That brings up a distinction between being identified or being anonymous... and being traceable or not. And most of what we do on the Internet is traceable.
If I should post a blog comment as “weirdsnarkydude”, no one would know who that was — at least before now — and no one would connect it to me. As far as you or I are concerned, it would be anonymous. But if, say, my comment made a threat (like, oh, say, Brent Caflisch did) and someone considered it sufficiently credible, the authorities could go to the host of the target blog and get the Internet address that the comment was posted from (probably with a court order for it). The address would tell them who was providing weirdsnarkydude’s Internet service, and a check with them — again, with a court order to help — should uncover weirdsnarkydude’s identity.
That information isn’t readily available to everyone, so we say that in my guise as weirdsnarkydude I’m anonymous. But because it’s available through this sort of search, we say that my activity as weirdsnarkydude is traceable.
It’s possible to be untraceable, or to make tracing arbitrarily difficult. One can engage an Internet Service Provider that doesn’t keep records — records that don’t exist can’t be demanded by the police or a court. Of course, a law could be written requiring all ISPs to keep those records. But then I could use an ISP in another country, which could flout that law. And so on — it becomes a sort of arms race.
There are also anonymizing services that reduce traceability as well. You can, for example, route your web browsing through a proxy service that can do a number of things, such as hiding your IP address (all proxies do that; the web server only sees the address of the proxy, not the address of the user of the browser), removing referrer information, and lying about browser-version information. If the service does a good job — and, as above, does not keep records linking your Internet address to your activity — what you do will not be readily traced, even by motivated officials with court orders.
There are drawbacks to using an anonymizing proxy. Many web sites won’t work without browser “cookies” and those cookies can hold the information needed to identify and/or trace you anyway. And some web sites won’t work if you’re using a proxy at all (in my opinion, such web sites are broken, since there are perfectly sensible reasons to use proxies, quite apart from this discussion).
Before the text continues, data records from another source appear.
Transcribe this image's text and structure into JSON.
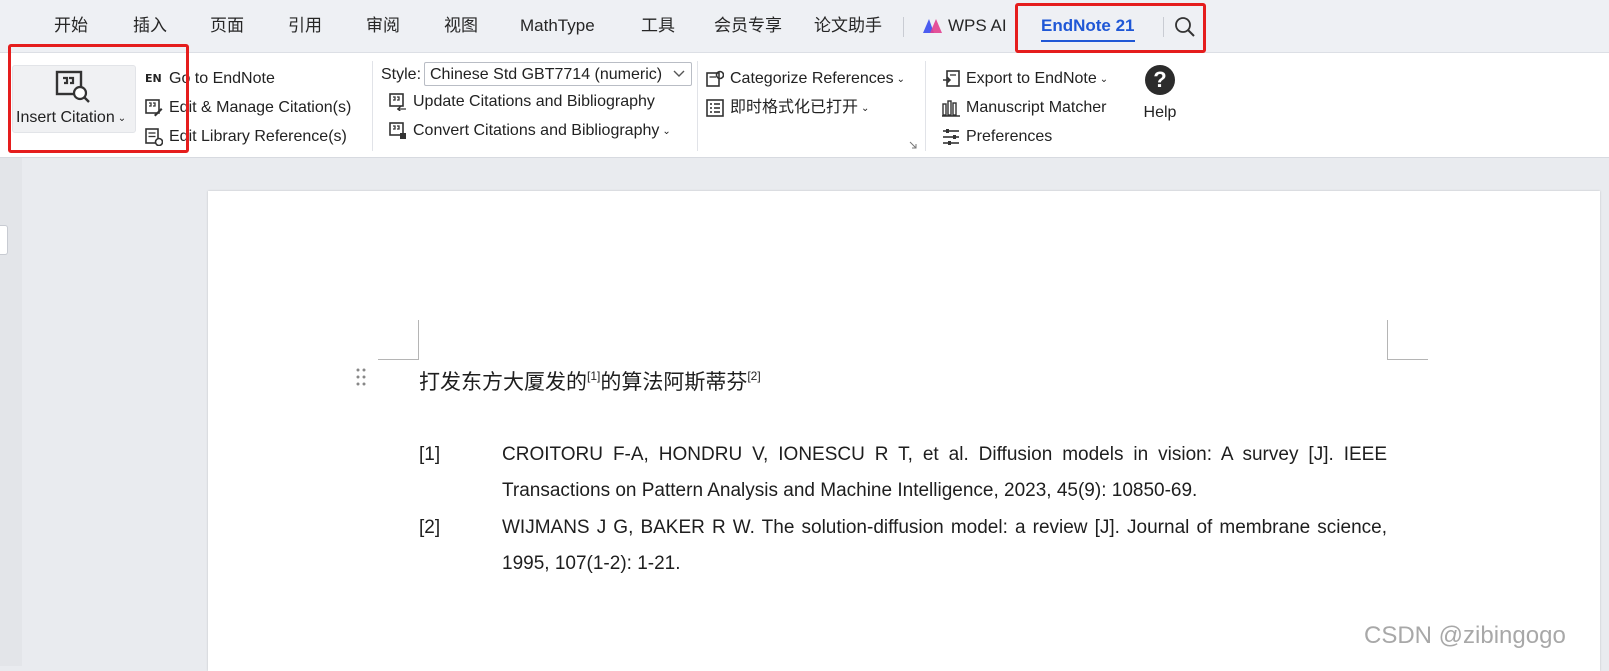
{
  "menu": {
    "tabs": [
      "开始",
      "插入",
      "页面",
      "引用",
      "审阅",
      "视图",
      "MathType",
      "工具",
      "会员专享",
      "论文助手"
    ],
    "wps_ai": "WPS AI",
    "endnote": "EndNote 21"
  },
  "ribbon": {
    "insert_citation": "Insert Citation",
    "go_to_endnote": "Go to EndNote",
    "edit_manage": "Edit & Manage Citation(s)",
    "edit_library": "Edit Library Reference(s)",
    "style_label": "Style:",
    "style_value": "Chinese Std GBT7714 (numeric)",
    "update_citations": "Update Citations and Bibliography",
    "convert_citations": "Convert Citations and Bibliography",
    "categorize": "Categorize References",
    "instant_format": "即时格式化已打开",
    "export": "Export to EndNote",
    "manuscript": "Manuscript Matcher",
    "preferences": "Preferences",
    "help": "Help",
    "en_badge": "EN"
  },
  "document": {
    "line_parts": [
      "打发东方大厦发的",
      "[1]",
      "的算法阿斯蒂芬",
      "[2]"
    ],
    "references": [
      {
        "num": "[1]",
        "text": "CROITORU F-A, HONDRU V, IONESCU R T, et al. Diffusion models in vision: A survey [J]. IEEE Transactions on Pattern Analysis and Machine Intelligence, 2023, 45(9): 10850-69."
      },
      {
        "num": "[2]",
        "text": "WIJMANS J G, BAKER R W. The solution-diffusion model: a review [J]. Journal of membrane science, 1995, 107(1-2): 1-21."
      }
    ]
  },
  "watermark": "CSDN @zibingogo",
  "colors": {
    "accent": "#1f57d6",
    "highlight": "#e51d1d"
  }
}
How much of this you do depends upon how much you want to hide, and how much you care about staying hidden.